The NBA has issued its first two warnings for flops, as the league's official site outlines today. The league has formally warned the Timberwolves' J.J. Barea and the Cavs' Donald Sloan about flopping, meaning that if either player commits a second offense, they'll be fined $5K. Let's round up a few more odds and ends from around the Association....
When it was announced yesterday that David Stern would be retiring as NBA commissioner on February 1st, 2014, reactions and retrospectives immediately started pouring in. Many pundits praised Stern for the work he's done over the last three decades to grow the NBA globally, and plenty of players and executives around the league echoed those thoughts.
Not everyone was complimentary of Stern's tenure as NBA commissioner, however. Adrian Wojnarowski of Yahoo! Sports wrote that the longtime commish used intimidation and manipulation to get his way for years, and that his last 15 months on the job will be spent "promoting the myth of David Stern." Grantland's Zach Lowe also points to four lockouts and a string of unpopular decisions, including last year's veto of the Lakers' trade for Chris Paul, as blemishes on Stern's legacy.
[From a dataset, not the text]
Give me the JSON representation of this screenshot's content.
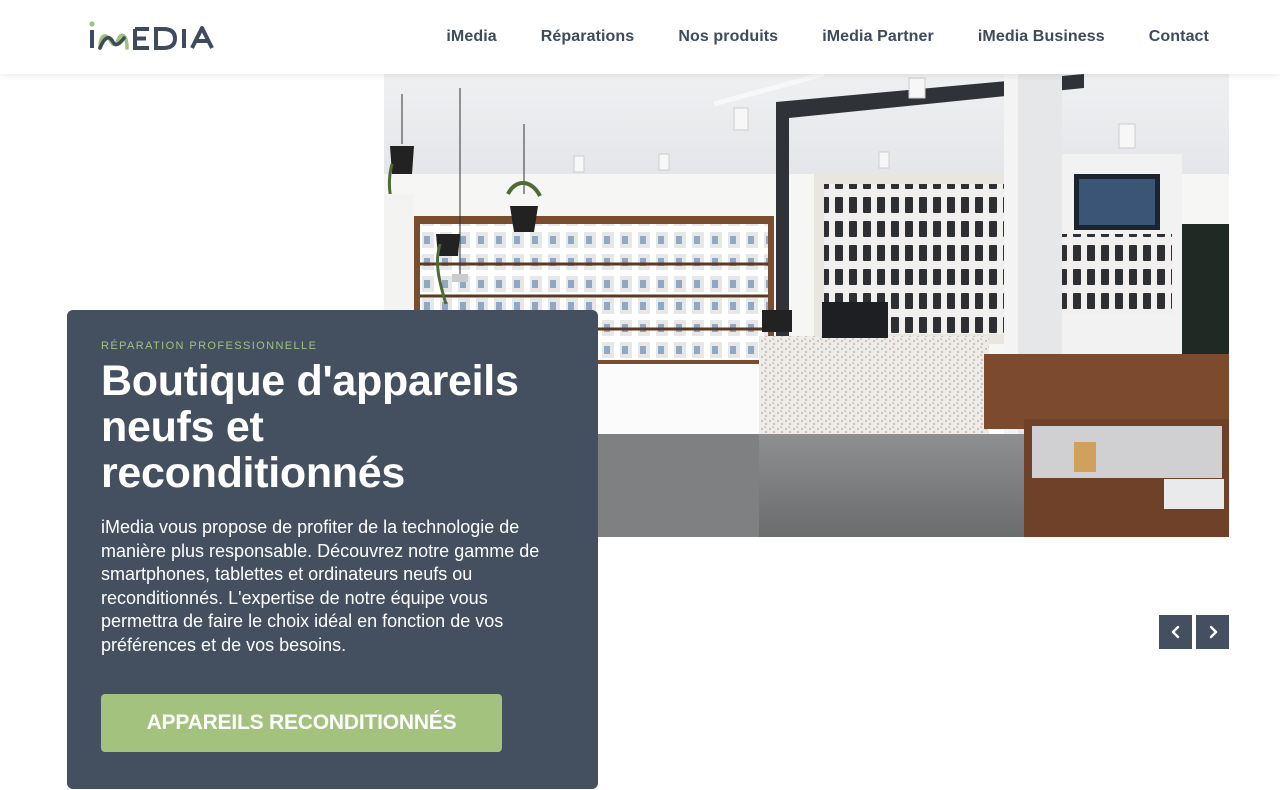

How do you feel about Stern's 28+ years as NBA commissioner? Weigh in on the poll below with the grade you'd assign Stern for the job he's done at the head of the Association since 1984.
On the heels of yesterday's announcement that David Stern will be stepping down as NBA commissioner in February 2014, Adrian Wojnarowski of Yahoo! Sports has penned a less than flattering retrospective on Stern's "three decades of totalitarian rule."
In addition to looking back on the tenure of the longtime commissioner, Wojnarowski's piece also includes a handful of interesting nuggets related to Sacramento and Seattle. According to the Yahoo! scribe, Stern is "determined" to return the NBA to Seattle in his last 15 months on the job. Wojnarowski also hears that pressure on the Maloofs from the league office to sell the Kings has been "growing."
The city of Seattle's quest to return an NBA franchise to the area has been well documented, with the Seattle City Council and King County Council approving the arena proposal put forth by Chris Hansen earlier this month. Stern said yesterday that he "wouldn't preclude" the possibility of expanding the league beyond 30 teams, but it's more likely that one of the league's current franchises would have to move to give Seattle a chance at a team.
Given their inability to date to secure a new arena, the Kings have long been considered the most logical candidate to relocate to another city. On a teleconference with reporters yesterday, Stern didn't commit too strongly to the team's future in Sacramento, simply encouraging the city to continue supporting the Kings and then hoping for the best.